Of particular interest was the fact that people who had consumed ivermectin would contribute to mosquito mortality even when they were outdoors. While the effect was not long lasting, the onchocerciasis control programs in the Americas have shown that it is safe to administer the drug two or four times a year.

Research that looks at the malaria parasite concluded that, “it is likely that ivermectin treatment is arresting parasite growth.” The researchers note that, “given the prior use of ivermectin and its safety record in humans and animals, it can be considered in combination therapy with other antimalarials.” The issue of dosage would need to be tested further.  Ivermectin at sub-lethal concentrations even inhibits the sporogony of P. falciparum in An. Gambiae.

Because of the need to find new and complementary tools to eliminate malaria the Malaria Policy Advisory Committee (MPAC) of the World Health Organization’s Global Malaria Program considered at its recent meeting the role of endectocides including ivermectin in the future of malaria control and elimination and the importance of further research.

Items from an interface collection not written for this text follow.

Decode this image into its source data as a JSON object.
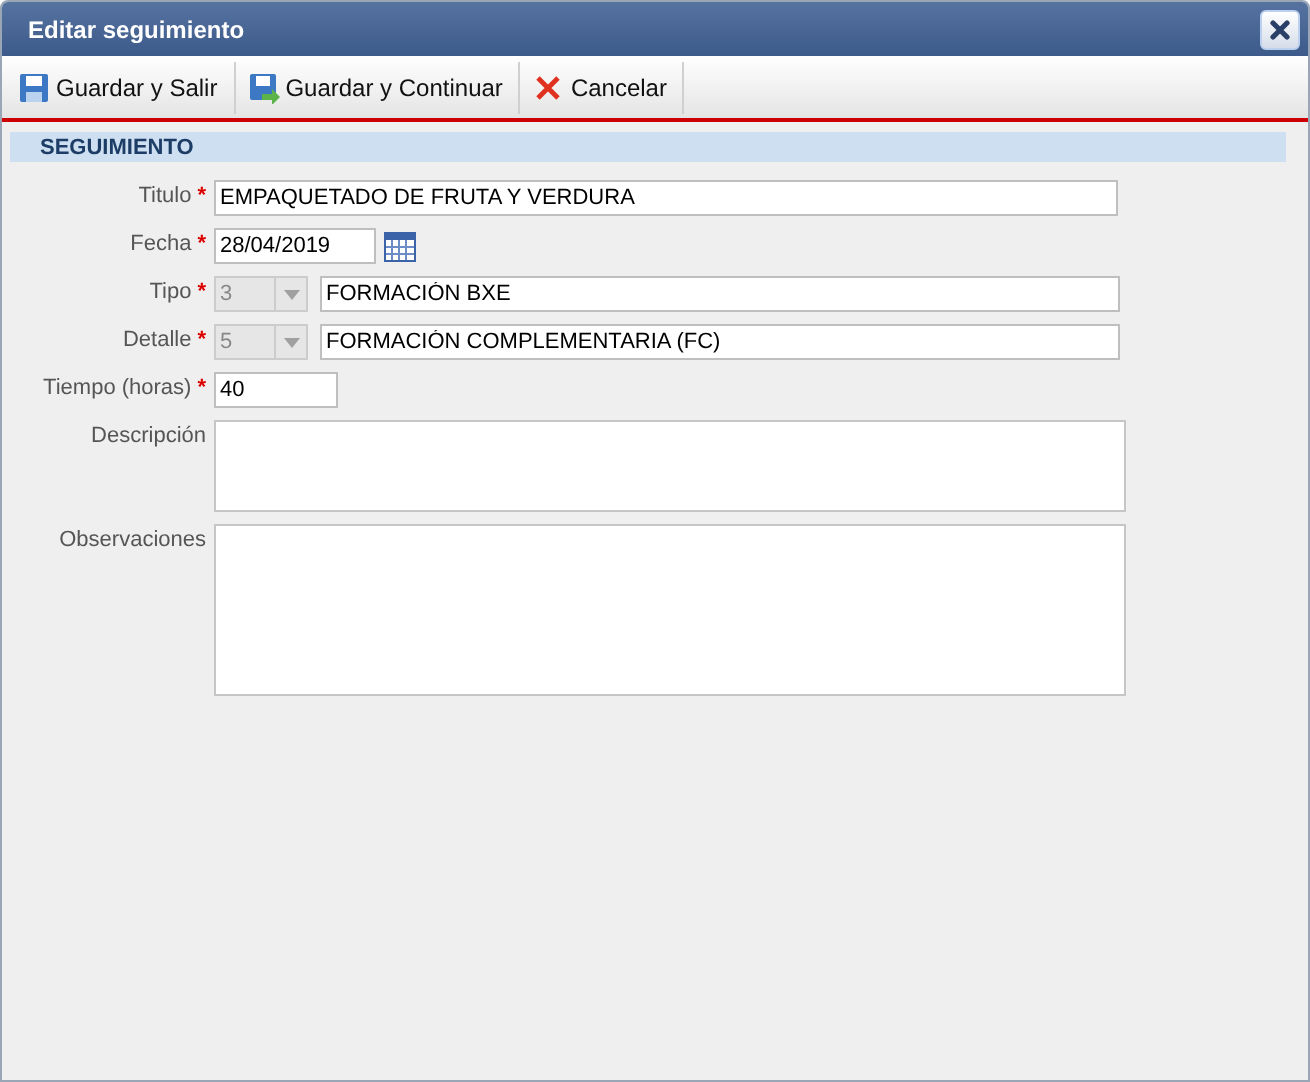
{
  "window": {
    "title": "Editar seguimiento"
  },
  "toolbar": [
    {
      "kind": "save",
      "label": "Guardar y Salir"
    },
    {
      "kind": "save-continue",
      "label": "Guardar y Continuar"
    },
    {
      "kind": "cancel",
      "label": "Cancelar"
    }
  ],
  "section": {
    "title": "SEGUIMIENTO"
  },
  "fields": [
    {
      "kind": "text",
      "label": "Titulo",
      "required_mark": "*",
      "value": "EMPAQUETADO DE FRUTA Y VERDURA"
    },
    {
      "kind": "date",
      "label": "Fecha",
      "required_mark": "*",
      "value": "28/04/2019"
    },
    {
      "kind": "combo",
      "label": "Tipo",
      "required_mark": "*",
      "code": "3",
      "disabled": true,
      "value": "FORMACIÓN BXE"
    },
    {
      "kind": "combo",
      "label": "Detalle",
      "required_mark": "*",
      "code": "5",
      "disabled": true,
      "value": "FORMACIÓN COMPLEMENTARIA (FC)"
    },
    {
      "kind": "short",
      "label": "Tiempo (horas)",
      "required_mark": "*",
      "value": "40"
    },
    {
      "kind": "textarea",
      "label": "Descripción"
    },
    {
      "kind": "textarea-tall",
      "label": "Observaciones"
    }
  ]
}
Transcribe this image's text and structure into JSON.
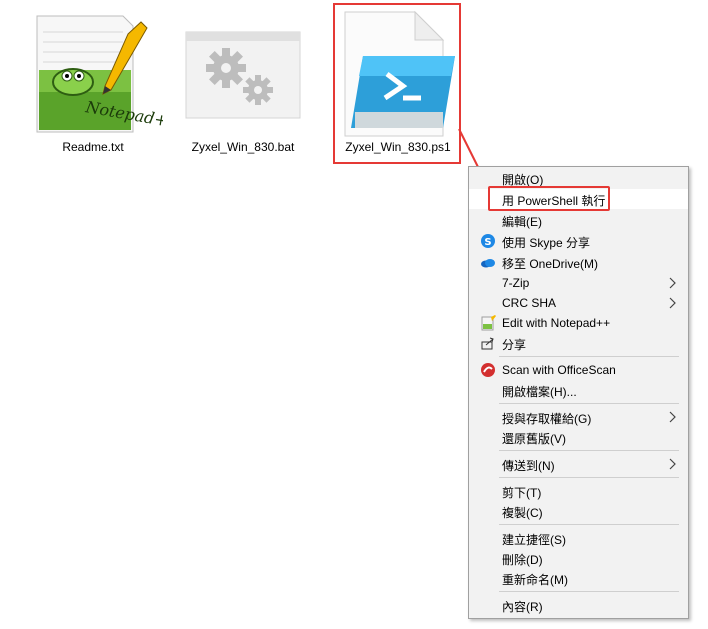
{
  "files": [
    {
      "name": "Readme.txt",
      "icon": "notepad-plus-plus-icon"
    },
    {
      "name": "Zyxel_Win_830.bat",
      "icon": "batch-file-gears-icon"
    },
    {
      "name": "Zyxel_Win_830.ps1",
      "icon": "powershell-script-icon"
    }
  ],
  "context_menu": {
    "items": [
      {
        "label": "開啟(O)"
      },
      {
        "label": "用 PowerShell 執行"
      },
      {
        "label": "編輯(E)"
      },
      {
        "label": "使用 Skype 分享",
        "icon": "skype-icon"
      },
      {
        "label": "移至 OneDrive(M)",
        "icon": "onedrive-cloud-icon"
      },
      {
        "label": "7-Zip"
      },
      {
        "label": "CRC SHA"
      },
      {
        "label": "Edit with Notepad++",
        "icon": "notepad-plus-plus-icon"
      },
      {
        "label": "分享",
        "icon": "share-icon"
      },
      {
        "label": "Scan with OfficeScan",
        "icon": "trendmicro-icon"
      },
      {
        "label": "開啟檔案(H)..."
      },
      {
        "label": "授與存取權給(G)"
      },
      {
        "label": "還原舊版(V)"
      },
      {
        "label": "傳送到(N)"
      },
      {
        "label": "剪下(T)"
      },
      {
        "label": "複製(C)"
      },
      {
        "label": "建立捷徑(S)"
      },
      {
        "label": "刪除(D)"
      },
      {
        "label": "重新命名(M)"
      },
      {
        "label": "內容(R)"
      }
    ]
  },
  "colors": {
    "highlight": "#e53935",
    "accent_blue": "#1e88e5"
  }
}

The future of malaria elimination requires finding new tools to integrate with and the strengthening of existing tools. If these efforts also benefit the control and elimination of other diseases, the public’s health will benefit.